University of Virginia Class Weighs the Value of Virtue

July 30, 2010 — Sam Nicholson wants his students to consider the Good Life, the Moral Life, what they mean and how to get there.

Nicholson, a doctoral student in philosophy at the University of Virginia's Graduate School of Arts & Sciences, teaches the summer session philosophy course “Why Be Moral?” to get his students to think deeper into their lives and their behavior.

What constitutes the Good Life depends on one’s philosophical viewpoint, Nicholson noted. An Epicurean would say having more pleasure than pain would be a good life, while an Aristotelian would say a good life would be one of virtue, seeking to perfect human nature.

Nicholson’s students read Aristotle and Epicurus and compare their work to more modern philosophers such as Immanuel Kant, John Stuart Mill and Friedrich Nietzsche. He also assigns Fyodor Dostoevsky’s “Notes from the Underground,” a short novel that shows man’s self-destructive behavior.

“It is a portrayal of someone who knows they are acting contrary to reason, but they see a certain dignity in acting this way,” Nicholson said. “I want the students to see how these questions matter. I want them to understand different assumptions.”

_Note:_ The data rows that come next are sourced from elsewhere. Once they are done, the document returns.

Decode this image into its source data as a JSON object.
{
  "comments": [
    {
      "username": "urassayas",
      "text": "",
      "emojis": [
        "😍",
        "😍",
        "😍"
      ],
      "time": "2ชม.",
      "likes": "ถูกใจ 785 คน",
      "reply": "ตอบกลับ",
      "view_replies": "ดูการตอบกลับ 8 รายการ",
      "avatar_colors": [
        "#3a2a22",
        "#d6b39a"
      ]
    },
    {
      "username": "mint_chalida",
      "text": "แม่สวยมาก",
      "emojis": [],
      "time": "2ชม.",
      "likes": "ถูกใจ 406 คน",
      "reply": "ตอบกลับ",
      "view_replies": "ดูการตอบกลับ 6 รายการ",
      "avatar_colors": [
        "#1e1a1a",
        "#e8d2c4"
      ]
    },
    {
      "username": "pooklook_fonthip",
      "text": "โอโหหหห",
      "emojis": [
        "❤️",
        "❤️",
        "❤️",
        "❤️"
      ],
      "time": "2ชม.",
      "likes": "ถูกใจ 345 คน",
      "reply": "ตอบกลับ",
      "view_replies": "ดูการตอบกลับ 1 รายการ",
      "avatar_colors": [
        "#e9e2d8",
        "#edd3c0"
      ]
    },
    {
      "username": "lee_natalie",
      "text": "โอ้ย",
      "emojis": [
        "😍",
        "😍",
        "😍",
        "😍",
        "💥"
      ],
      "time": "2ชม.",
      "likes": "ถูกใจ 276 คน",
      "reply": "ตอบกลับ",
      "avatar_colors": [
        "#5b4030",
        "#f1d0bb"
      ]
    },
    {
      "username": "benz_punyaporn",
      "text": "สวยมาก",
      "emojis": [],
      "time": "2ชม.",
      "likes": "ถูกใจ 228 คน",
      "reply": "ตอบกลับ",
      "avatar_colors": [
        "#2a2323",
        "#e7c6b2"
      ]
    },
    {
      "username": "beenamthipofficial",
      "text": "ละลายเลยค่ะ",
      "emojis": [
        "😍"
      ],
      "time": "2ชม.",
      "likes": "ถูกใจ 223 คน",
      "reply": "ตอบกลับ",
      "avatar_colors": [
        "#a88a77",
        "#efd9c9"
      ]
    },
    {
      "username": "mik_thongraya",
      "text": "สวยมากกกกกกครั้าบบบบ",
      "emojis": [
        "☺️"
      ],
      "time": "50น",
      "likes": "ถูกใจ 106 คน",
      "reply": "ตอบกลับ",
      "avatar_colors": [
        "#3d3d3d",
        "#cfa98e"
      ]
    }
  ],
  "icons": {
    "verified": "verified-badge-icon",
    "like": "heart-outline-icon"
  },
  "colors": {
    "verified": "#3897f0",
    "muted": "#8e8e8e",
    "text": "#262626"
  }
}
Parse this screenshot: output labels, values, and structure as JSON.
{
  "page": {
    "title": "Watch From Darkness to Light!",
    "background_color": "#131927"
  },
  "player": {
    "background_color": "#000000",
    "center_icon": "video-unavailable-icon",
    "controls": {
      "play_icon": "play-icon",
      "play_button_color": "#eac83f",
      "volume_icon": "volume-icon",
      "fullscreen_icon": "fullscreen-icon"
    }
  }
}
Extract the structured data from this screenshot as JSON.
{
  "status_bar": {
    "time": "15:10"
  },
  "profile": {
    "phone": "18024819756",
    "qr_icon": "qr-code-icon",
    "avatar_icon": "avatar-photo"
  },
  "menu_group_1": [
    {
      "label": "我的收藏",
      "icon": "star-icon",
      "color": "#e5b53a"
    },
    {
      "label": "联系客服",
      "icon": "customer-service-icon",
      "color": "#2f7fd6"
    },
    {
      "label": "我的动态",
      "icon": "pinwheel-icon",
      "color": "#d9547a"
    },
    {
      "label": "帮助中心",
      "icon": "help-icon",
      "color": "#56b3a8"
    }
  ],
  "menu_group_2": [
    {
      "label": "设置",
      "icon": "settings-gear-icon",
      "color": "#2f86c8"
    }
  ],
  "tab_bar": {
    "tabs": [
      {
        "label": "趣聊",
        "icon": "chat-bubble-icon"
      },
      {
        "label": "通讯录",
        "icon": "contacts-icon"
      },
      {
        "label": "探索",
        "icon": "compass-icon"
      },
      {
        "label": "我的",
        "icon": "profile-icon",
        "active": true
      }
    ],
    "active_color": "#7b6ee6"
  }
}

Examining the underlying assumptions is necessary to understanding.

“When people have disagreements about morals, it is often driven by disagreements about something else, such as human nature, the nature of happiness or of freedom,” he said. “People can have strongly held positions, but they don’t think about how they all hang together.”

The course is for nonphilosophy majors and Nicholson needs to be able to explain the concept and texts to people who do not have a common language in the topic.

“You have to find a point of entry to the text, so the students will understand it,” he said,  “You need to be able to explain it in plain language, in terms of their own experiences and with concepts with which they are already familiar.”

This summer, the course has attracted many incoming first-year students and others who are filling in electives. He said many of the students are being exposed to these ideas and questions for the first time and, while different students respond differently to them, he said many students have approached him after class and asked for additional readings to help sort out the ideas. These, he said, are the moments that are the most gratifying to him as a teacher.

“I enjoy teaching more than any other part of the job,” he said.

Martha Martell, 20, of Lexington, a rising third-year anthropology student, enjoys the class discussions.

“I’ve always been interested in philosophy and how to view the world,” she said.

Martell and Michael Jones, 21, of Staunton, a rising fourth-year history major, both enjoy seeing how philosophers frame their discussions.

“It is interesting to read the philosophers and see how they structure their arguments,” Jones said. “That will help me in my own writing. There are a lot of different perspectives to history.”

Both Jones and Martell said they are turning the philosophical arguments over in their heads to see how they affect their own views.

“I can use some of my ideas of viewing the world to explain their thoughts,” Martell said of the philosophers.

Nicholson, who received an undergraduate degree in philosophy and the classics from Hillsdale College in Michigan, was unsure in what he wanted to major when he started school. He gravitated toward Greek and Latin, thinking he wanted to major in classics, but once he discovered philosophy, he had found his niche.

“I got hooked,” he said. “And this is something that once you get interested, you get sucked in.”

Nicholson received a graduate degree in philosophy from Western Michigan University in Kalamazoo, and has completed his Ph.D. work at U.Va. with the exception of defending his dissertation.

For himself, Nicholson is attracted to Aristotle’s view that ethics must begin with a consideration of the human good and under what conditions humans flourish.

“The task of being moral, ideally, shouldn’t be odious or burdensome, but should enable people to be happy and to flourish,” he said. “People should be virtuous and enjoy being virtuous, but that is very difficult.

“People are generally bad at doing things that contribute to their happiness,” he said “Being aware of this does not make them immune from self-deception and bad decision making.”